At a pressed density of 1.80, TATB has a velocity of detonation of 7,350 meters per second.

TATB has a crystal density of 1.93 grams/cm3, though most use forms have no higher density than 1.80. TATB melts at 350 °C. The chemical formula for TATB is C6(NO2)3(NH2)3.

TATB is a bright yellow color.

TATB has been found to remain stable at temperatures at least as high as 250 °C for prolonged periods of time.


TATB is produced by nitration of 1,3,5-trichlorobenzene to 1,3,5-trichloro-2,4,6-trinitrobenzene, then the chlorine atoms are substituted with amine groups.

However, it is likely that the production of TATB will be switched over to a process involving the nitration and transamination of phloroglucinol, since this process is milder, cheaper, and reduces the amount of ammonium chloride salt produced in waste effluents (greener)[citation needed].

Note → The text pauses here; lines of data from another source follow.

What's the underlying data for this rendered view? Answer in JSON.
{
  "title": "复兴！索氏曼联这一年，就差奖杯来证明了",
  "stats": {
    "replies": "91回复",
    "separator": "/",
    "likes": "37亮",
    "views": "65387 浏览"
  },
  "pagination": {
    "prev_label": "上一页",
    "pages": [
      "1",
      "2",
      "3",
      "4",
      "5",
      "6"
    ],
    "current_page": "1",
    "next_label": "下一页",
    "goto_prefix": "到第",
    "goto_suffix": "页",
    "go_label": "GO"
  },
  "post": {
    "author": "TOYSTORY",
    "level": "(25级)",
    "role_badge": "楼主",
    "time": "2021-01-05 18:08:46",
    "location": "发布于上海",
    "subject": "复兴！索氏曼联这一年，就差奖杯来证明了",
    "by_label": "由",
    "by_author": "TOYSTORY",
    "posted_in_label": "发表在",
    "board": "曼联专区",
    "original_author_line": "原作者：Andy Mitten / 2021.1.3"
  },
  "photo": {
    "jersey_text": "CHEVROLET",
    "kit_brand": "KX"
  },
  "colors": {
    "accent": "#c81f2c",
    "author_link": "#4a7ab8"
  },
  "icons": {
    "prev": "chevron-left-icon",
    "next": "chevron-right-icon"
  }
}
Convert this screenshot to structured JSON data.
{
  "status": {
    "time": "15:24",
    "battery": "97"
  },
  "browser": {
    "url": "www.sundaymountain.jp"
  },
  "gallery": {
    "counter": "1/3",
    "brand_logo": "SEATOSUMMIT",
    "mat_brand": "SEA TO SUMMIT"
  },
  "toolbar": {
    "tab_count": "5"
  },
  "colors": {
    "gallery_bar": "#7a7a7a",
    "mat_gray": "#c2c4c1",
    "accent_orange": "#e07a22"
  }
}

Still another process has been found for the production of TATB from materials that are surplus to military use. 1,1,1-trimethylhydrazinium iodide (TMHI) is formed from the rocket fuel unsymmetrical dimethylhydrazine (UDMH) and methyl iodide, and acts as a vicarious nucleophilic substitution (VNS) amination reagent. When Picramide, which is easily produced from Explosive D, is reacted with TMHI it is aminated to TATB. Thus, materials that would have had to have been destroyed when no longer needed are converted into a high value explosive.

See also[edit]


  1. ^ Memorandum from Prospect, UK MOD position statement, 23 January 2006
  2. ^ David Albright (July 1994). "South Africa and the Affordable Bomb". Bulletin of Atomic Scientists. p. 44. 


  • Cooper, Paul W., Explosives Engineering, New York: Wiley-VCH, 1996. ISBN 0-471-18636-8
  • Michell, Alexander R., et al.; Conversion of the Rocket Propellant UDMH to a Reagent Useful in Vicarious Nucleophilic Substitution Reactions; Lawrence Livermore National Laboratory; UCRL-JC-122489